Ketchikan (pop. 8,313) is “Alaska’s First City,” and its Waterfront Promenade pays homage to the town’s status as first port of call in Alaska. Stop by the Southeast Alaska Discovery Center for a regional introduction. And don’t miss the Totem Heritage Center, Saxman Totem Park or Totem Bight State Historical Park.
Wrangell (pop. 2,448) is the only Alaska city to have existed under 4 nations and 3 flags—the Stikine Tlingits, the Russians, Great Britain and the United States. Wrangell has tours to Anan Wildlife Observatory (for bear viewing), the Stikine River Delta and LeConte Glacier.
Charming Petersburg (pop. 3,200) reflects both its Norwegian heritage and its major industry—commercial fishing. Whale watching, sea kayaking, LeConte Glacier and other cruises, tours and activities entertain visitors.
Sitka (pop. 8,985), beautifully situated on the west side of Baranof Island, was the capital of Russian Alaska. It was here, at what is today Baranof Castle Hill State Historic Site, that Alaska changed hands from Russia to the United States on Oct. 18, 1867. Harrigan Centennial Hall hosts the New Archangel Dancers and the Sitka Summer Music Festival.
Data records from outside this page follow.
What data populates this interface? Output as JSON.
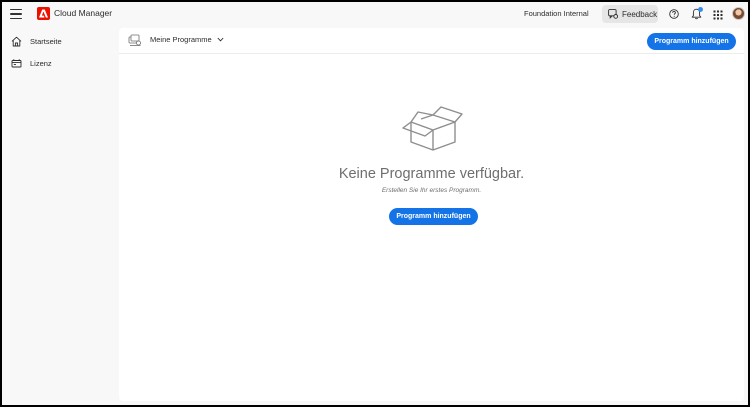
{
  "app": {
    "title": "Cloud Manager",
    "org_name": "Foundation Internal",
    "feedback_label": "Feedback",
    "brand_color": "#eb1000",
    "accent_color": "#1473e6",
    "notification_dot_color": "#378ef0"
  },
  "icons": {
    "menu": "hamburger-menu-icon",
    "logo": "adobe-logo-icon",
    "feedback": "feedback-icon",
    "help": "help-icon",
    "notifications": "bell-icon",
    "apps": "app-grid-icon",
    "avatar": "user-avatar"
  },
  "sidebar": {
    "items": [
      {
        "label": "Startseite",
        "icon": "home-icon"
      },
      {
        "label": "Lizenz",
        "icon": "license-icon"
      }
    ]
  },
  "main": {
    "program_selector_label": "Meine Programme",
    "add_program_label": "Programm hinzufügen",
    "empty_state": {
      "title": "Keine Programme verfügbar.",
      "subtitle": "Erstellen Sie Ihr erstes Programm.",
      "button_label": "Programm hinzufügen",
      "illustration": "empty-box-illustration"
    }
  }
}
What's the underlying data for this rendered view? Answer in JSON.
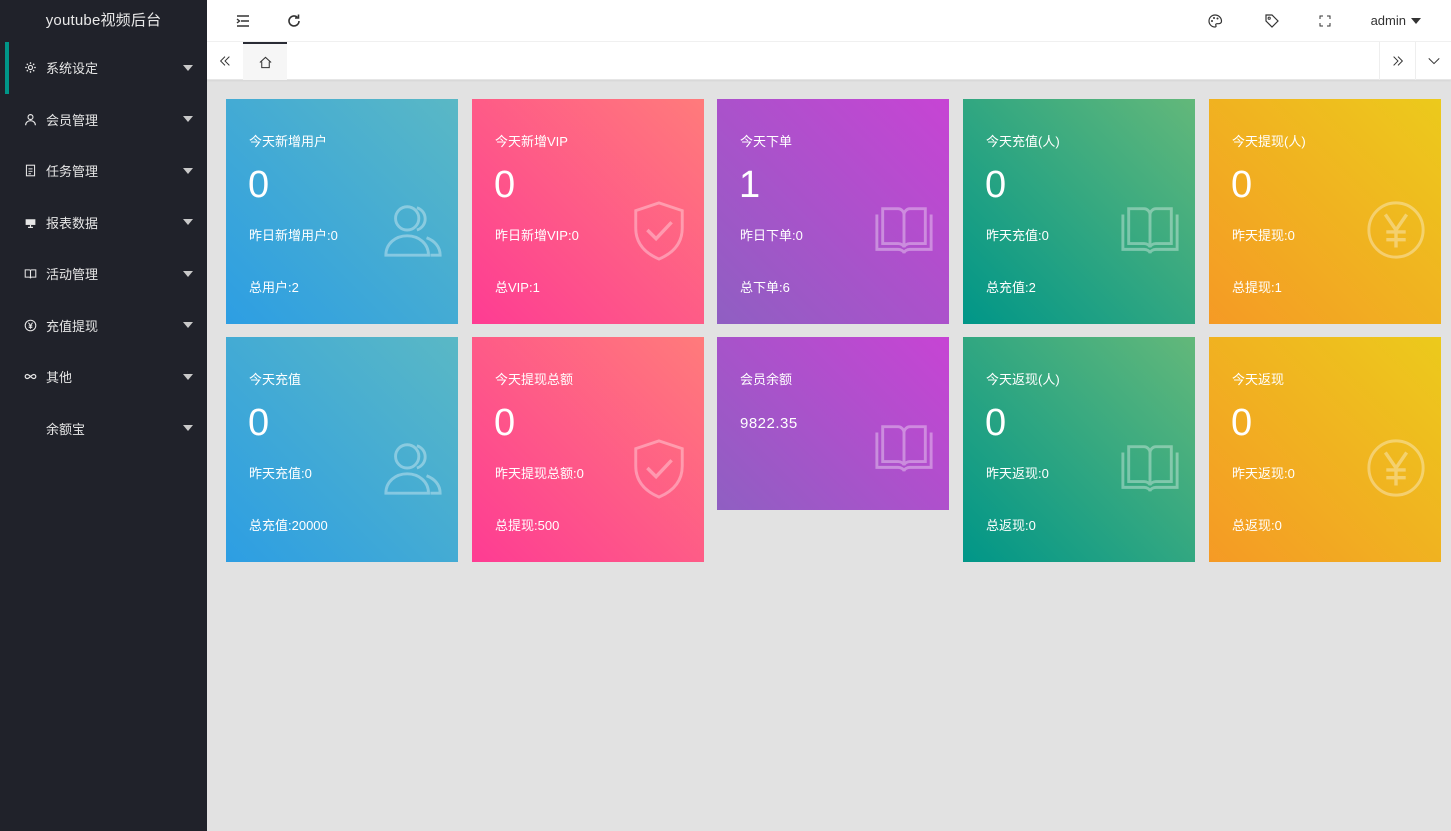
{
  "app": {
    "title": "youtube视频后台"
  },
  "sidebar": {
    "items": [
      {
        "label": "系统设定",
        "icon": "gear-icon"
      },
      {
        "label": "会员管理",
        "icon": "user-icon"
      },
      {
        "label": "任务管理",
        "icon": "file-icon"
      },
      {
        "label": "报表数据",
        "icon": "chart-icon"
      },
      {
        "label": "活动管理",
        "icon": "book-icon"
      },
      {
        "label": "充值提现",
        "icon": "yen-icon"
      },
      {
        "label": "其他",
        "icon": "link-icon"
      },
      {
        "label": "余额宝",
        "icon": ""
      }
    ]
  },
  "header": {
    "user": "admin"
  },
  "colors": {
    "sidebar_bg": "#20222a",
    "accent": "#009688",
    "content_bg": "#e2e2e2"
  },
  "cards": [
    {
      "title": "今天新增用户",
      "value": "0",
      "sub": "昨日新增用户:0",
      "total": "总用户:2",
      "icon": "users-icon",
      "color": "blue"
    },
    {
      "title": "今天新增VIP",
      "value": "0",
      "sub": "昨日新增VIP:0",
      "total": "总VIP:1",
      "icon": "shield-check-icon",
      "color": "pink"
    },
    {
      "title": "今天下单",
      "value": "1",
      "sub": "昨日下单:0",
      "total": "总下单:6",
      "icon": "book-icon",
      "color": "purple"
    },
    {
      "title": "今天充值(人)",
      "value": "0",
      "sub": "昨天充值:0",
      "total": "总充值:2",
      "icon": "book-icon",
      "color": "green"
    },
    {
      "title": "今天提现(人)",
      "value": "0",
      "sub": "昨天提现:0",
      "total": "总提现:1",
      "icon": "yen-circle-icon",
      "color": "yellow"
    },
    {
      "title": "今天充值",
      "value": "0",
      "sub": "昨天充值:0",
      "total": "总充值:20000",
      "icon": "users-icon",
      "color": "blue"
    },
    {
      "title": "今天提现总额",
      "value": "0",
      "sub": "昨天提现总额:0",
      "total": "总提现:500",
      "icon": "shield-check-icon",
      "color": "pink"
    },
    {
      "title": "会员余额",
      "amount": "9822.35",
      "icon": "book-icon",
      "color": "purple"
    },
    {
      "title": "今天返现(人)",
      "value": "0",
      "sub": "昨天返现:0",
      "total": "总返现:0",
      "icon": "book-icon",
      "color": "green"
    },
    {
      "title": "今天返现",
      "value": "0",
      "sub": "昨天返现:0",
      "total": "总返现:0",
      "icon": "yen-circle-icon",
      "color": "yellow"
    }
  ]
}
Juneau (pop. 33,064), Alaska’s capital, is the only U. S. capital not accessible by road. But it remains a gem of a city, often referred to as a “little San Francisco.” See the Juneau feature on page 19 for more on its charms.
Haines (pop. 2,530), gateway to the Alaska Highway for Inside Passage travelers, is located on Chilkoot Inlet against a backdrop of rugged snow-covered peaks. It is home to the Alaska Chilkat Bald Eagle Preserve, where more than 3,500 eagles congregate each October.
Skagway (pop. 927) dates back to the Klondike Gold Rush and evidence of its past is everywhere, from historic false-fronted buildings and boardwalks to the historically significant White Pass & Yukon Route Railway.